[video: near barns on outskirts of town] News prompt: System error: Farmer takes over our news report!
Goal: Build solar and wind power terminals by solving each puzzle.
Puzzle 1: Solar power. Click to "pick up" and click again to "place" solar panels on the rooftops so they fill the roofs to maximize solar energy.
Puzzle 2: Wind power. Click pieces in the proper order to build wind turbines.
Puzzle 3: Hydro-electric power. Click to "pick up" and click again to "place" pipes to avoid geologic barriers so water flows from the source through the turbines.
Learning: The use of solar, wind, and hydroelectric power as sources of renewable energy with low environmental and human impacts.

Upon successful completion of chapter 3, each player will receive a "ticket" to the Community Jam.

Chapter 3 activities


Short video to watch and discuss

[video] Berea College: Alternatives & actions


  • What does "sustainable" or "renewable" mean in reference to electricity?
  • What are some of the "alternatives" discussed at Berea College?
  • How might the food we consume contribute directly or indirectly to global warming?  
  • Do you know where your food was made and the journey your food takes to reach you?  What are potential environmental effects at each stage of the food chain, and how does this compare to the electricity chain?
  • Besides mountaintop removal mining, what are other ways to produce electricity?  Why does some types of electricity cost less than others?

CHAPTER 4: Community jam


Celebrate Appalachian culture, and learn what you can do

Location and actions: Go back to the town square, and click on a dance ball to dance along as musicians from Deep Down play some old-time tunes at the local square dance.  While you're at it, find out where your own power comes from, what you can do to save the mountains, and how you can save your family money in the process.

Learning: Awareness and appreciation for the culture and music of Appalachia, and actions we can take to prevent environmental impacts from mountaintop removal coal mining.

[RSS] Take Action
[RSS] News about mountaintop removal mining
[web] Find out where your power comes from
[web] Watch the documentary film Deep Down and see other resources on the Deep Down site

Additional Second Life resources for educators

Watch Draxtor Despres' machinema on Global Kids

Global kids use Second Life for education.
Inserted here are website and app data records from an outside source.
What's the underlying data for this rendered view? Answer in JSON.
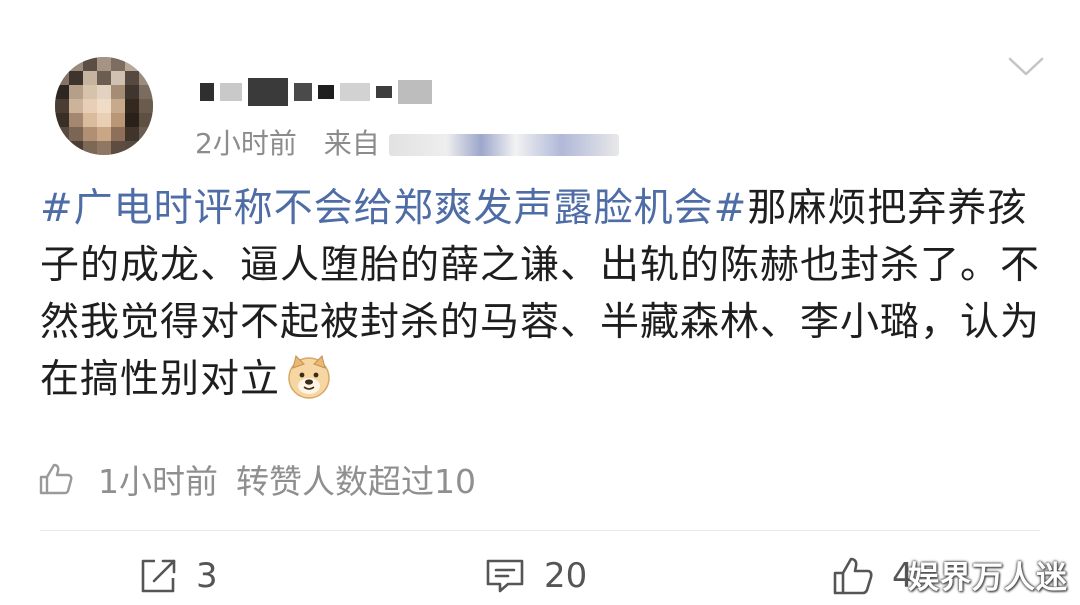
{
  "header": {
    "time": "2小时前",
    "source_prefix": "来自",
    "icons": {
      "expand": "chevron-down-icon"
    }
  },
  "post": {
    "hashtag": "#广电时评称不会给郑爽发声露脸机会#",
    "text": "那麻烦把弃养孩子的成龙、逼人堕胎的薛之谦、出轨的陈赫也封杀了。不然我觉得对不起被封杀的马蓉、半藏森林、李小璐，认为在搞性别对立",
    "emoji": "doge-emoji"
  },
  "reply_meta": {
    "time": "1小时前",
    "status": "转赞人数超过10",
    "icon": "thumbs-up-icon"
  },
  "actions": {
    "repost": {
      "icon": "share-icon",
      "count": "3"
    },
    "comment": {
      "icon": "comment-icon",
      "count": "20"
    },
    "like": {
      "icon": "thumbs-up-icon",
      "count": "4"
    }
  },
  "watermark": "娱界万人迷",
  "colors": {
    "hashtag": "#4e6ca5",
    "meta": "#8c8c8c",
    "text": "#1e1e1e"
  }
}
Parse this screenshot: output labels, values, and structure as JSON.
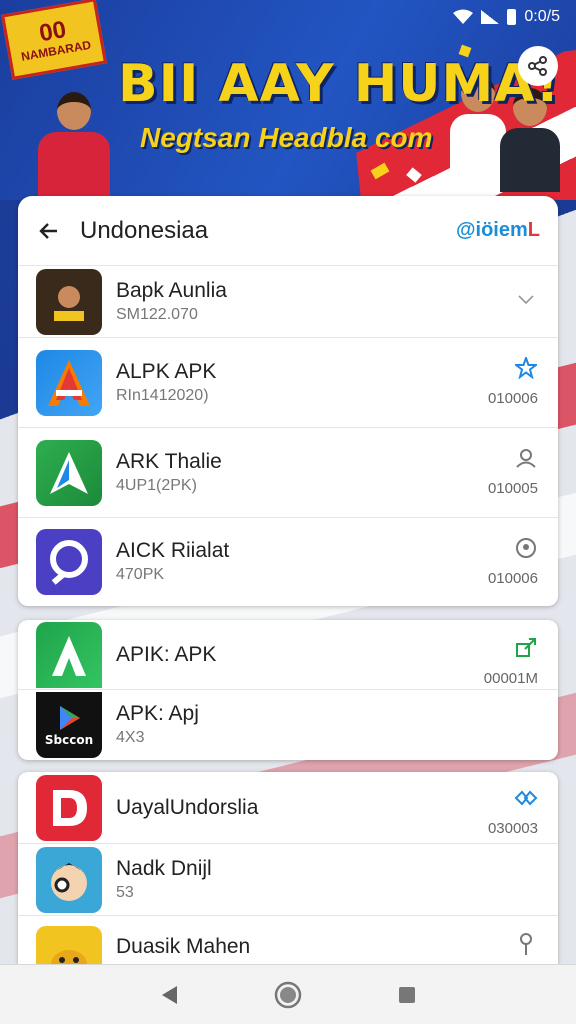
{
  "status_bar": {
    "time": "0:0/5"
  },
  "banner": {
    "badge_number": "00",
    "badge_text": "NAMBARAD",
    "headline": "BII AAY HUMA!",
    "subline": "Negtsan Headbla com"
  },
  "header": {
    "title": "Undonesiaa",
    "brand_prefix": "@iöiem",
    "brand_suffix": "L"
  },
  "apps_main": [
    {
      "name": "Bapk Aunlia",
      "sub": "SM122.070",
      "size": "",
      "icon": "chevron-down-icon",
      "color": "#3a2a1c"
    },
    {
      "name": "ALPK APK",
      "sub": "RIn1412020)",
      "size": "010006",
      "icon": "star-person-icon",
      "color": "#1e88e5"
    },
    {
      "name": "ARK Thalie",
      "sub": "4UP1(2PK)",
      "size": "010005",
      "icon": "person-icon",
      "color": "#2eae4f"
    },
    {
      "name": "AICK Riialat",
      "sub": "470PK",
      "size": "010006",
      "icon": "profile-icon",
      "color": "#4b3fc4"
    }
  ],
  "apps_group2": [
    {
      "name": "APIK: APK",
      "sub": "",
      "size": "00001M",
      "icon": "open-external-icon",
      "color": "#1fa44a"
    },
    {
      "name": "APK: Apj",
      "sub": "4X3",
      "size": "",
      "icon": "",
      "color": "#111111",
      "icon_label": "Sbccon"
    }
  ],
  "apps_group3": [
    {
      "name": "UayalUndorslia",
      "sub": "",
      "size": "030003",
      "icon": "link-icon",
      "color": "#e02836"
    },
    {
      "name": "Nadk Dnijl",
      "sub": "53",
      "size": "",
      "icon": "",
      "color": "#3aa7d6"
    },
    {
      "name": "Duasik Mahen",
      "sub": "",
      "size": "",
      "icon": "pin-icon",
      "color": "#f2c420"
    }
  ]
}
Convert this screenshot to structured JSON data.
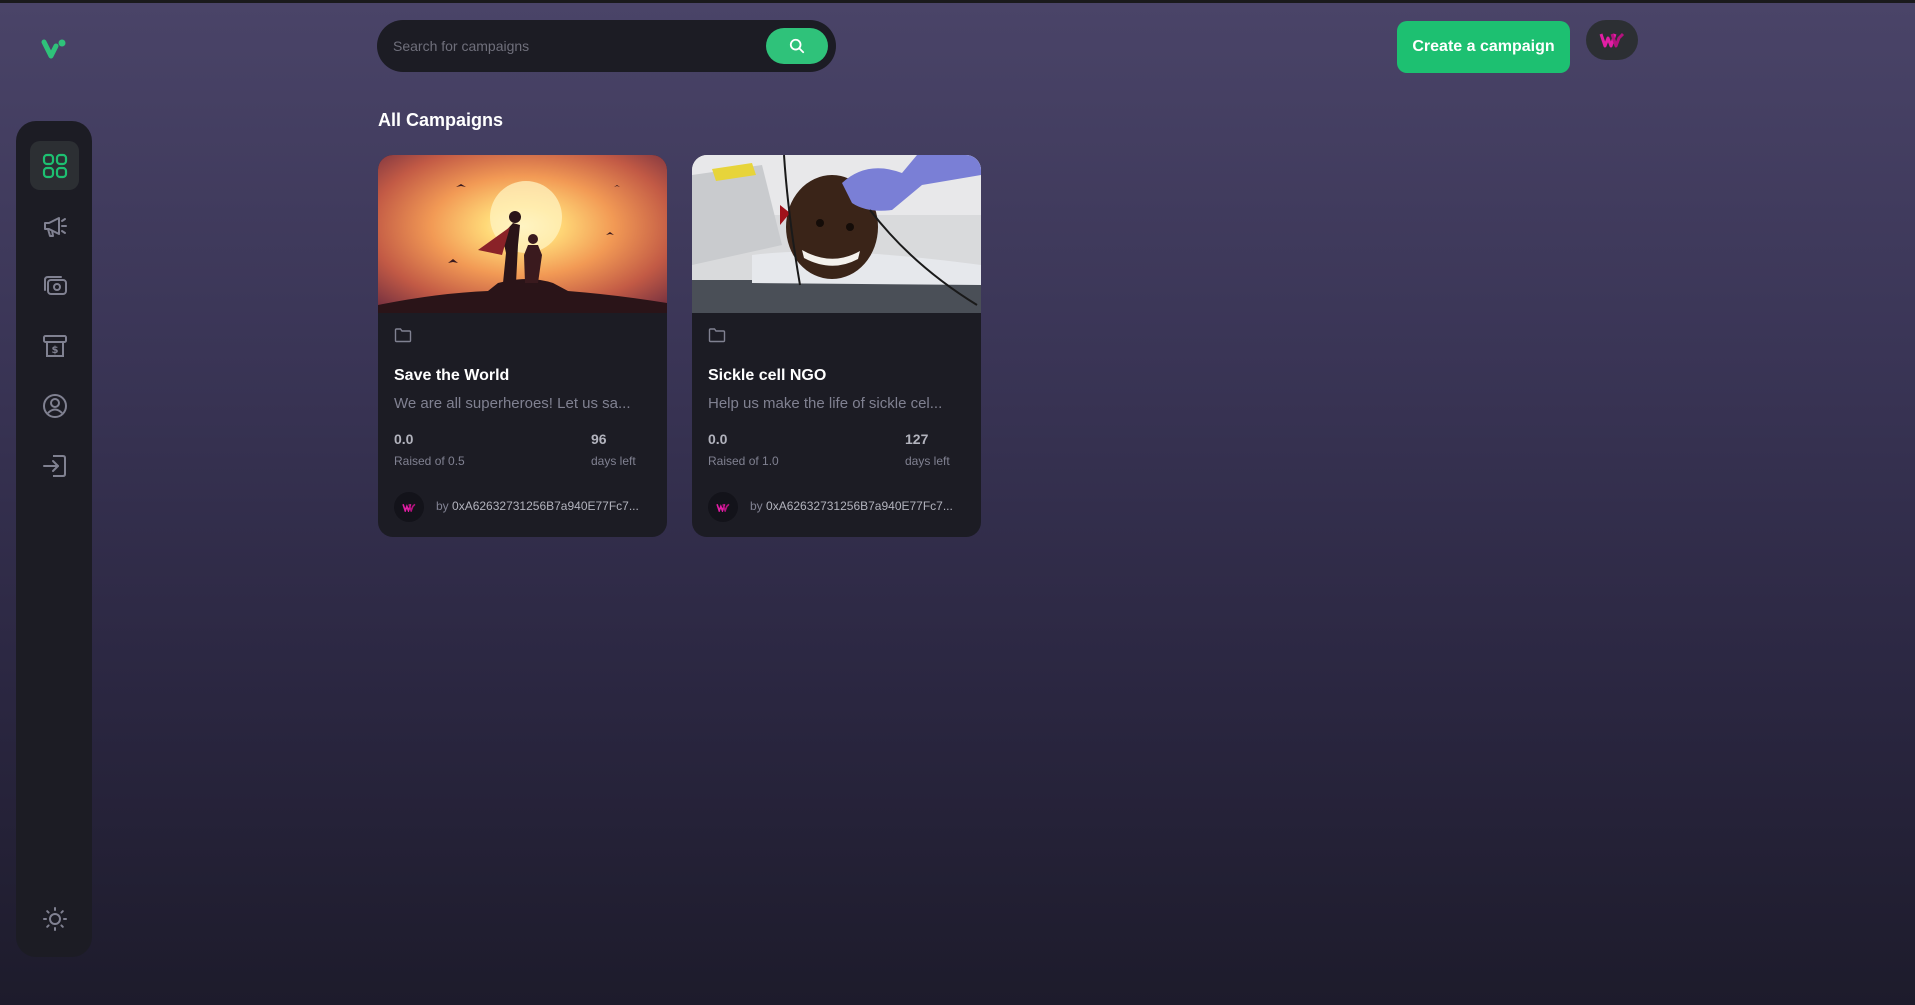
{
  "search": {
    "placeholder": "Search for campaigns"
  },
  "header": {
    "create_label": "Create a campaign"
  },
  "section": {
    "title": "All Campaigns"
  },
  "colors": {
    "accent": "#1dc071",
    "card_bg": "#1c1c24",
    "muted": "#808191"
  },
  "sidebar": {
    "items": [
      {
        "icon": "dashboard-icon",
        "active": true
      },
      {
        "icon": "campaign-icon",
        "active": false
      },
      {
        "icon": "payment-icon",
        "active": false
      },
      {
        "icon": "withdraw-icon",
        "active": false
      },
      {
        "icon": "profile-icon",
        "active": false
      },
      {
        "icon": "logout-icon",
        "active": false
      }
    ],
    "theme_icon": "sun-icon"
  },
  "campaigns": [
    {
      "title": "Save the World",
      "description": "We are all superheroes! Let us sa...",
      "raised": "0.0",
      "raised_label": "Raised of 0.5",
      "days": "96",
      "days_label": "days left",
      "by": "by",
      "owner": "0xA62632731256B7a940E77Fc7..."
    },
    {
      "title": "Sickle cell NGO",
      "description": "Help us make the life of sickle cel...",
      "raised": "0.0",
      "raised_label": "Raised of 1.0",
      "days": "127",
      "days_label": "days left",
      "by": "by",
      "owner": "0xA62632731256B7a940E77Fc7..."
    }
  ]
}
Rik Panganiban from Global Kids, who advised the creators of the Virtual Mine during the BAVC Producers Institute, is featured in Drax's reportage:

Latest News from Deep Down

Reel Power Grassroots Mini-Grant Recipients Announced

This month, the screenings of "Deep Down" and other Reel Power films begin across the nation.  Check out the "supertrailer" for this collection of powerful environmental films that together, tell a much bigger picture about energy and our relationship to it.